If you are adopting or intend to adopt a child from overseas, there are many preparations you have to make. From getting everything ready for your new arrival at home to coordinating travel schedules, time off work and agency fees, you have a lot on your plate. Another necessary step will be to acquire a visa for your child. This must be done before your child enters the country, and the visas will be issued at the U.S. Embassy or Consulate in the country where your child currently lives. Which type you get will impact the way you will ensure U.S. citizenship for your child. Let’s review.
For Hague adoptions
These visas are issued for children coming from Hague Convention countries. This includes many nations, and you should consult a listing to determine whether the country your child is from is a Hague Convention country.
“The type of visa your child receives is important.”
If your child has been fully and finally adopted before he or she enters the U.S., you will apply for an IH-3 visa. On the other hand, an IH-4 visa is for children whose adoptions will be finalized when they enter the U.S.
Orphan or non-Hague adoptions
For all non-Hague adoptions, you’ll need a different route to a visa for your child. This will mean either an IR-3 or an IR-4 visa. An IR-3 visa requires that the adoption is full and final when completed abroad, and that at least one parent has physically seen the child before or during the adoption.

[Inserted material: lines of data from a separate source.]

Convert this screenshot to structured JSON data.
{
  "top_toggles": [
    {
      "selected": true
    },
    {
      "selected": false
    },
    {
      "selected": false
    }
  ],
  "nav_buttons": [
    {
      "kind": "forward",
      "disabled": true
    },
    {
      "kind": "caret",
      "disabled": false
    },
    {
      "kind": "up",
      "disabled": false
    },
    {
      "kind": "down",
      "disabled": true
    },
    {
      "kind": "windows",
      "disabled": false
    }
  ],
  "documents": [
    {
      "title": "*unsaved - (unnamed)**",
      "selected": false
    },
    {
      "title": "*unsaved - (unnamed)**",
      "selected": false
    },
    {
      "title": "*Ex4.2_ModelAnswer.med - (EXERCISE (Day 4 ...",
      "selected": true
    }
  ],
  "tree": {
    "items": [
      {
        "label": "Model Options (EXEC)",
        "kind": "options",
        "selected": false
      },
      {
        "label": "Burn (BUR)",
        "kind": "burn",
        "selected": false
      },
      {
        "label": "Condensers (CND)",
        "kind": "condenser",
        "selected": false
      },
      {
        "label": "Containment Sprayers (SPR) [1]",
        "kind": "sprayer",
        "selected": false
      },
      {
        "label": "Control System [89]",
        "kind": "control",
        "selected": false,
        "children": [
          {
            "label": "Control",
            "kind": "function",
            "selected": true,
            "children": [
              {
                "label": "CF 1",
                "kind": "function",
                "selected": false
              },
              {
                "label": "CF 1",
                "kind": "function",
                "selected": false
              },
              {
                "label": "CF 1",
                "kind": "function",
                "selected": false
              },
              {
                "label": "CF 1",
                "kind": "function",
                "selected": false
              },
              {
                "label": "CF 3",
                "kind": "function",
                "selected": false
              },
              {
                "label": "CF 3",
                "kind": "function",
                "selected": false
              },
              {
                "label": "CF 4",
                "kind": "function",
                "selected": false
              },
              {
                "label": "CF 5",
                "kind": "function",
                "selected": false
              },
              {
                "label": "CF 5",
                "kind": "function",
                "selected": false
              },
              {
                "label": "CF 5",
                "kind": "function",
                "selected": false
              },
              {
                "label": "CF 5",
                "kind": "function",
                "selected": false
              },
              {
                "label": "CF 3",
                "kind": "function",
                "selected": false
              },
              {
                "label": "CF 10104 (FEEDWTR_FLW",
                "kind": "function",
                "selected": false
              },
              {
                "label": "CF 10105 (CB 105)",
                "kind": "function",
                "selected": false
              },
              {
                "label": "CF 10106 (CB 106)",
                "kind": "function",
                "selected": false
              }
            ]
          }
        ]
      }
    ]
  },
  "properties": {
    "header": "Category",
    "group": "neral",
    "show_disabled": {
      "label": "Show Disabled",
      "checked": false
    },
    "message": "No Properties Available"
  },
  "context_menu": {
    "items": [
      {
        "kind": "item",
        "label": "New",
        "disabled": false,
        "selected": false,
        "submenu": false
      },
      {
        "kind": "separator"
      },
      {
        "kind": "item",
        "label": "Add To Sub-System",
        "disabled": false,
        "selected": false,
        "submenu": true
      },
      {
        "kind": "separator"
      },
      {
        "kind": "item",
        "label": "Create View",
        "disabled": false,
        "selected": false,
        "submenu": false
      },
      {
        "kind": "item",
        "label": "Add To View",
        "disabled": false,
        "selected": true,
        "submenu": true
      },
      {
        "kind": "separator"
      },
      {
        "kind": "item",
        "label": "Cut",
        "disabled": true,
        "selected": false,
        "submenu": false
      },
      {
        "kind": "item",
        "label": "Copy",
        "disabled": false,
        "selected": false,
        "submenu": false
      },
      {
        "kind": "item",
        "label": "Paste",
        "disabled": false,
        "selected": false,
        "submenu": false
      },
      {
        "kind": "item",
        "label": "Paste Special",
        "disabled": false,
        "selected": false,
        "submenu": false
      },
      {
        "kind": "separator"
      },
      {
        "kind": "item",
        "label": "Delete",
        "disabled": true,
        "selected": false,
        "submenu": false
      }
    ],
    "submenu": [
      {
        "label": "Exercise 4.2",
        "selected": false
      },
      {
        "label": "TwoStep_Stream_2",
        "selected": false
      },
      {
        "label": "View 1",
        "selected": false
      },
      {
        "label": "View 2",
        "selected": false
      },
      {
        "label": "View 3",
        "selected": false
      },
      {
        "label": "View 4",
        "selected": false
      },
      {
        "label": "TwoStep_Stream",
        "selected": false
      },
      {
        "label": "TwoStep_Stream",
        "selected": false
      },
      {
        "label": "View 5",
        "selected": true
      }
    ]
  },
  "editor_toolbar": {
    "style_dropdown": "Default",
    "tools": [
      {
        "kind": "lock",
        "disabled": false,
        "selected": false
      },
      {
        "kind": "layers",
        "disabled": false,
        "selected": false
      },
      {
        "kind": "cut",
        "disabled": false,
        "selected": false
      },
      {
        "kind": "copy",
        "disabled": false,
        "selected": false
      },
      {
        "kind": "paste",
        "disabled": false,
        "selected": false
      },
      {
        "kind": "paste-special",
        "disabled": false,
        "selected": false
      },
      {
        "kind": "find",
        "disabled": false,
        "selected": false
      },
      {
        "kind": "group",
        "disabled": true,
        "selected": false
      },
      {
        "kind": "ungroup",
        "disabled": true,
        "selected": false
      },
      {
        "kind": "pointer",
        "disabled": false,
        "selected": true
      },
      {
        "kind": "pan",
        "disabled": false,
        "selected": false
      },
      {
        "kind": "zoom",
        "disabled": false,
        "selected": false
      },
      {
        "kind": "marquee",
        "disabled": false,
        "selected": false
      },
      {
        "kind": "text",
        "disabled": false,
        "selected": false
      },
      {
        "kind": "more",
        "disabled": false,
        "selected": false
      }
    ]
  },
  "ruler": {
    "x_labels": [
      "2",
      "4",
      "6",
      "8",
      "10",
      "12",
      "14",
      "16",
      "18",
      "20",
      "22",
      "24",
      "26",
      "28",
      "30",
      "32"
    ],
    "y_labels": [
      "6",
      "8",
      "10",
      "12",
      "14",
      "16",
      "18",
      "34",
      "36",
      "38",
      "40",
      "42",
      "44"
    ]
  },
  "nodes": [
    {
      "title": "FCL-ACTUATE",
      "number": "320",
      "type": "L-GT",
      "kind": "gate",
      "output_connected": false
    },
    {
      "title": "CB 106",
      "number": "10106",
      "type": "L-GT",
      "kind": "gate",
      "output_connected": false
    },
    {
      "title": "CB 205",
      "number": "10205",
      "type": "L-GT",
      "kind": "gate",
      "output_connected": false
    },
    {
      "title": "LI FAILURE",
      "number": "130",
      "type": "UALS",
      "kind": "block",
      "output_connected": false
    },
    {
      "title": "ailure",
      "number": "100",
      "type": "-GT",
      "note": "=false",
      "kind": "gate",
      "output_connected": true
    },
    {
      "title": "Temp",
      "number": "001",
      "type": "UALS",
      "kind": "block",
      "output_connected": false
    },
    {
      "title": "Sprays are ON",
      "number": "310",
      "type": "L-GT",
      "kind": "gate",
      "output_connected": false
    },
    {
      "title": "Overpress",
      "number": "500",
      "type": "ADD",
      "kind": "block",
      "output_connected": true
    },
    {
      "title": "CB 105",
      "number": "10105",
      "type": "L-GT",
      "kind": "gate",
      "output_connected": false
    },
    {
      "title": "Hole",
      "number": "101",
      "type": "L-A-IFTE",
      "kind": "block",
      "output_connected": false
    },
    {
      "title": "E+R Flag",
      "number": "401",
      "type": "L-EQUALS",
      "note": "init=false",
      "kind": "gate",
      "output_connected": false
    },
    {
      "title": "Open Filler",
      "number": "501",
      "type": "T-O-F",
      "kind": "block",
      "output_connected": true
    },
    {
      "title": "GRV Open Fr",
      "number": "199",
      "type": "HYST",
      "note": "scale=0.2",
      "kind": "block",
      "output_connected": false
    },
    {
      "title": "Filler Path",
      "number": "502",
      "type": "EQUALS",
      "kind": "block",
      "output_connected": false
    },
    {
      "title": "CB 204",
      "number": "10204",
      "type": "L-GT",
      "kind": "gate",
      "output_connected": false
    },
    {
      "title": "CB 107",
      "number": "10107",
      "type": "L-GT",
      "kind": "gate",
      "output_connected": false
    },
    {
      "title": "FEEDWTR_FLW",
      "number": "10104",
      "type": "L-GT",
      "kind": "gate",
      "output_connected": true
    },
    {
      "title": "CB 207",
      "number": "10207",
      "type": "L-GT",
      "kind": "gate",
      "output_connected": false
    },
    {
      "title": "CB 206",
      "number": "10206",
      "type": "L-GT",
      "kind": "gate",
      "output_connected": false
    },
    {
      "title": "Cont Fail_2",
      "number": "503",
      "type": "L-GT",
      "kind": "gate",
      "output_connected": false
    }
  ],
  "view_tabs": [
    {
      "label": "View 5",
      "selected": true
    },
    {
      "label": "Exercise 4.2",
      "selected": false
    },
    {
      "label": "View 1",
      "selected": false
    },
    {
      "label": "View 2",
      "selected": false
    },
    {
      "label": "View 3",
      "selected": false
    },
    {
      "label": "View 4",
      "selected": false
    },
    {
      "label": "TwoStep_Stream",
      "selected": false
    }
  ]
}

If the child is coming to the U.S. to be adopted, was adopted abroad by only one married parent or wasn’t seen by the parents prior to adoption, you will need to get an IR-4 visa.
All children with IR-3 and IH-3 visas will automatically become U.S. citizens if they enter the country before their 18th birthdays and reside in the U.S. with their parents (unless their parents are U.S. government or military employees living overseas).
If your child acquires an IR-4 or IH-4 visa, he or she will receive a green card and become a permanent resident upon arrival in the U.S. On his or her adoption date, provided it is before his or her 18th birthday, he or she will become a U.S. citizen.